“We’re all going to die someday, so you change your mind,” James Murphy responded to a fan’s concerns regarding LCD Soundsystem’s (LCD) 2016 reunion. This type of casual wisdom has defined the frontman’s work ever since the group’s first single “Losing My Edge’s” tongue-in-cheek jabs at hipster culture: “I hear everybody that you know is more relevant than everybody that I know.” Still, despite the dance-punk icon’s transparency regarding LCD’s return, the quick change of heart understandably inspires some skepticism regarding the group’s motivations.
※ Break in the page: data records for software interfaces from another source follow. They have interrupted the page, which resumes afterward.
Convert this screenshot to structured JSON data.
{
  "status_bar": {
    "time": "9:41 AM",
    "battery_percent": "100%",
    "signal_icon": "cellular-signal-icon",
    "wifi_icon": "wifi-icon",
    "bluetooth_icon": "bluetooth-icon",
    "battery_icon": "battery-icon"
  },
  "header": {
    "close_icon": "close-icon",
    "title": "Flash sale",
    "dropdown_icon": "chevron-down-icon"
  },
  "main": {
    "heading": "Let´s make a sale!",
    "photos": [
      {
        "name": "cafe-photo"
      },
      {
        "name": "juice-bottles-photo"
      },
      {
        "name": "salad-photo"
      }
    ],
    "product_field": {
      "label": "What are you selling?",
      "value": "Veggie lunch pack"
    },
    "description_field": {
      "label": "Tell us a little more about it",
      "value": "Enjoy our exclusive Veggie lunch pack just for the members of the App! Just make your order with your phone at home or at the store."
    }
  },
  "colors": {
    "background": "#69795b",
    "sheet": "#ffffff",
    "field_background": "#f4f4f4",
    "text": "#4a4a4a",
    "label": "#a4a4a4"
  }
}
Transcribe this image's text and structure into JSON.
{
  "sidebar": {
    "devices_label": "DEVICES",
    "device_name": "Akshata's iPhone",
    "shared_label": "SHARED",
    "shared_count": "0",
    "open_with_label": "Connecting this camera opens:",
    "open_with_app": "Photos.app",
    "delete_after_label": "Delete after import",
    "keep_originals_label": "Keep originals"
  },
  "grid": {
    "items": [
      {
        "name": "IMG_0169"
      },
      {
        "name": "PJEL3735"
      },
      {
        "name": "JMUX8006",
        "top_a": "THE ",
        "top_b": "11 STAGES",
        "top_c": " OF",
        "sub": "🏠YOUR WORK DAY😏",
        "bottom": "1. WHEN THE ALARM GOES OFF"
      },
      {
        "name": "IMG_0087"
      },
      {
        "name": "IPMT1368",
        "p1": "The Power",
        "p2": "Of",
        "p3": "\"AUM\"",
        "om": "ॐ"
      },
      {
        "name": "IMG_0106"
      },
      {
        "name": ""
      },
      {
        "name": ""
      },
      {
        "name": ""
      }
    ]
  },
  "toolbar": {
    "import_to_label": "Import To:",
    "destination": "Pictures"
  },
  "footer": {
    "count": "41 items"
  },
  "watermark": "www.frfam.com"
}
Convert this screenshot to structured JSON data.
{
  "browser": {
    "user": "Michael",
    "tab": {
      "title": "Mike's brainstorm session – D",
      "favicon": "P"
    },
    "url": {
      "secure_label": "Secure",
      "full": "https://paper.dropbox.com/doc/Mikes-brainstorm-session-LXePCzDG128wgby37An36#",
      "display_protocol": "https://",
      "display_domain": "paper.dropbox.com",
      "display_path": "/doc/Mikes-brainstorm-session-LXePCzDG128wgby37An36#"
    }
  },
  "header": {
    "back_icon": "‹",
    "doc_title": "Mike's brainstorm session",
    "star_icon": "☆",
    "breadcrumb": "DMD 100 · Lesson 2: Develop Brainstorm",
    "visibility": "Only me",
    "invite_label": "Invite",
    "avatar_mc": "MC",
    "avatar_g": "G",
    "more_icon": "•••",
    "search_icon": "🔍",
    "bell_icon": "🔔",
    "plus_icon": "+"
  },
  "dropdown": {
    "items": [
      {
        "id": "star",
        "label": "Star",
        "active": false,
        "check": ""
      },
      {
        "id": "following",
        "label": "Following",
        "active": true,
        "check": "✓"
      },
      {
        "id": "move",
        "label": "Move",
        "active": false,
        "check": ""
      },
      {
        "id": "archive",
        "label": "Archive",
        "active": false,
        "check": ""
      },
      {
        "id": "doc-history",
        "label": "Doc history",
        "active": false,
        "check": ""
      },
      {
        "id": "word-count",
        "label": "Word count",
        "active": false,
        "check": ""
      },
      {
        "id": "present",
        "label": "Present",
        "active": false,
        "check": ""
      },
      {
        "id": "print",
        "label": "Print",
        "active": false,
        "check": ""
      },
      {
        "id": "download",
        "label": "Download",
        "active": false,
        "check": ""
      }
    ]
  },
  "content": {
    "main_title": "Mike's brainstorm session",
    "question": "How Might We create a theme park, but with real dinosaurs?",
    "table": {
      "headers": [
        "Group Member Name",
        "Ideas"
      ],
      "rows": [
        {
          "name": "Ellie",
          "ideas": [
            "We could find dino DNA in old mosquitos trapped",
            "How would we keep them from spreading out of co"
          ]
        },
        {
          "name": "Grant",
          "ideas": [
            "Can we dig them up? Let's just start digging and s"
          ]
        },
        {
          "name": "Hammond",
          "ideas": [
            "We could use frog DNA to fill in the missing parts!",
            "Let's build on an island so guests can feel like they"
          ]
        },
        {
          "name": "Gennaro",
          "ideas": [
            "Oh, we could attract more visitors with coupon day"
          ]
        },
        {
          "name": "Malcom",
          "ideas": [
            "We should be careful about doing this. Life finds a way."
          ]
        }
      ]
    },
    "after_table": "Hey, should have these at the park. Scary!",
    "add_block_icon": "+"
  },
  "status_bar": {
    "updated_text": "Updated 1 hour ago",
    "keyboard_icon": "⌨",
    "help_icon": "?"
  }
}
Only five years after his band’s triumphant Madison Square Garden send-off, the man who had called it quits because “it ha[d] all just gotten bigger than I planned” was back, headlining Coachella on a several million-dollar deal.
From the first synth notes of american dream, the fourth LCD album—and first since their reunion—it is obvious that Murphy has lost neither his ear nor his edge. “oh baby” is a beaming melancholic croon that somehow finds room to breathe as it drowns in synth excess. This dynamic 80’s-post-punk production quickly reveals itself as the album’s sonic through-line, with arrangements ranging from the echoing drums of “how do you sleep?” to the barrage of delayed guitars on “emotional haircut.”
On the lyrical side, highlights including “american dream” and “tonite” are loaded with gems such as “Look what happened when you were dreaming/And then punch yourself in the face,” which Murphy sings with his trademark poignancy and off-the-cuff delivery.
What truly separates this new release from its predecessors, however, is its cohesion. Insistently self-reflexive and obsessed with endings of friendships, love affairs, or lives, american dream sticks to its universal theme and specific sound to create what just might be LCD Soundsystem’s magnum opus.
In some way, maybe Murphy did sell out. But when the music is this good, the truth is, it doesn’t matter. And if your head is still in turmoil two years after the breakup, just put your headphones on and let the man himself remind you how easy it is to “change your mind.” You’ll surrender.